Russian gold miner Polyus has been named the country’s best prepared major company for the global energy transition in a new environmental index published Tuesday.
Research by Sustainability Monitoring Russia assessed more than 5,000 of Russia’s largest firms to gauge which companies and industries look best set to weather the upheaval as major economies around the world move towards net zero and clean sources of energy. It is the first energy transition rating of its kind for Russia.
Russia is seen as one of the most vulnerable countries to the green transition and policies such as carbon border taxes, with revenues from fossil fuels and commodities providing the majority of Russia’s exports, a significant chunk of the government’s income as well as millions of jobs.
Metals and mining firms were seen as well positioned — taking nine places in the top-50 ranking. While heavy energy users, several metallurgical companies rely on comparatively clean hydropower for their energy, and goods such as nickel, clean aluminium and palladium are crucial components for electric vehicles and rechargeable super batteries.

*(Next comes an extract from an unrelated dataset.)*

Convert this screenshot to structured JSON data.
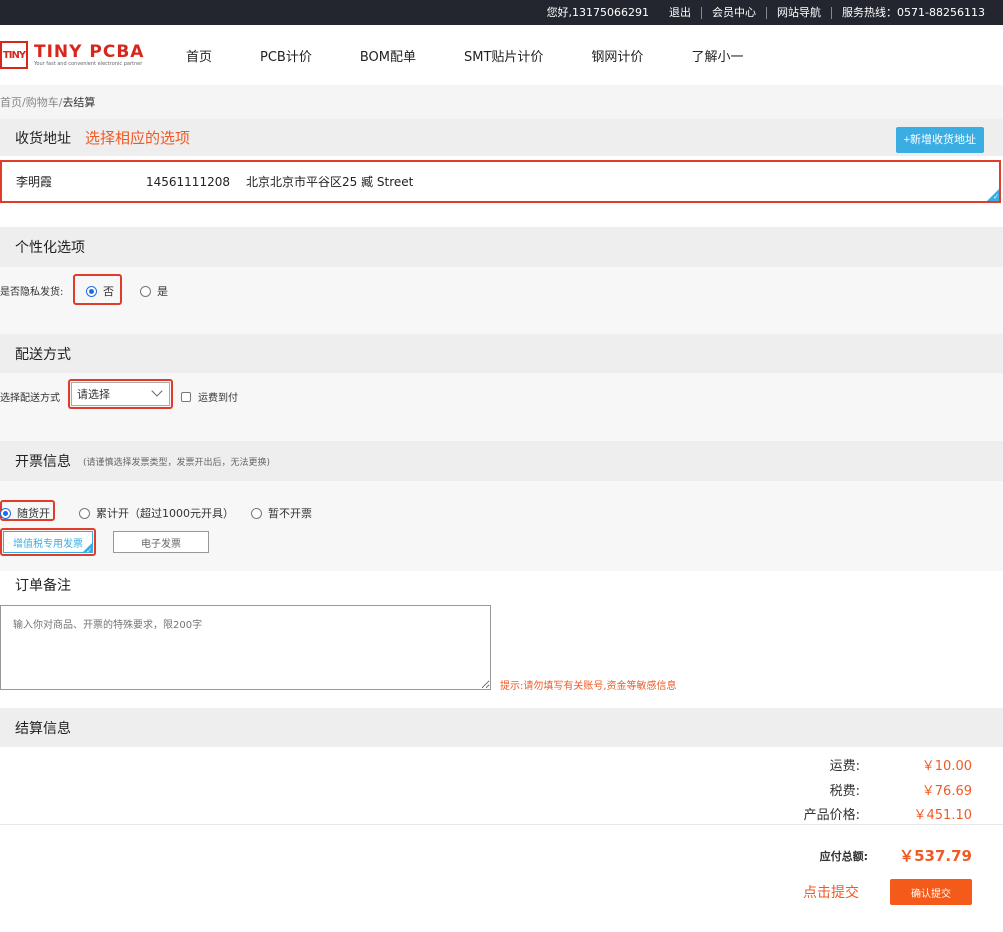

Polyus is Russia’s largest gold miner, with annual revenue of around $5 billion from its mining sites in Siberia and Russia’s far east. The company’s majority owner is 27-year old Said Kerimov, son of Suleyman Kerimov, an oligarch and politician from Russia’s southern Dagestan region who is under U.S. sanctions.
Oil pipeline owner Transneft was ranked second, with electricity grid manager Rosseti claiming third spot.
The ranking combines a number of factors such as a firm’s energy efficiency levels, how much revenue is generated per unit of energy, automation and adaption opportunities — an assessment of a company’s “ability to support itself and develop with the emergence of new types of resources and energy.”
Yulia Shulga, Director General of Sustainable Development Monitoring, said the index can be a tool to help assess Russia’s ESG potential — a growing investment trend which assesses company performance on environmental, social and governance factors, as well as traditional profit-and-loss metrics.
“The rating is an important stage in assessing the potential of the Russian economy through the framework of sustainable development,” she told The Moscow Times.
“We see this study as significant for both large business and the government, because the rating clearly shows the readiness of Russia’s largest industrial holdings to lay the foundation for the country's future green economy.”
After years as public sketpic of climate change, Russian President Vladimir Putin has recently moved to burnish his green credentials, pledging Russia will become carbon neutral by 2060. Russia ia also launching various carbon trading pilot schemes across the country and, controversially, sees potential to use its vast forest land as a way to heavily offset its greenhouse gas emissions.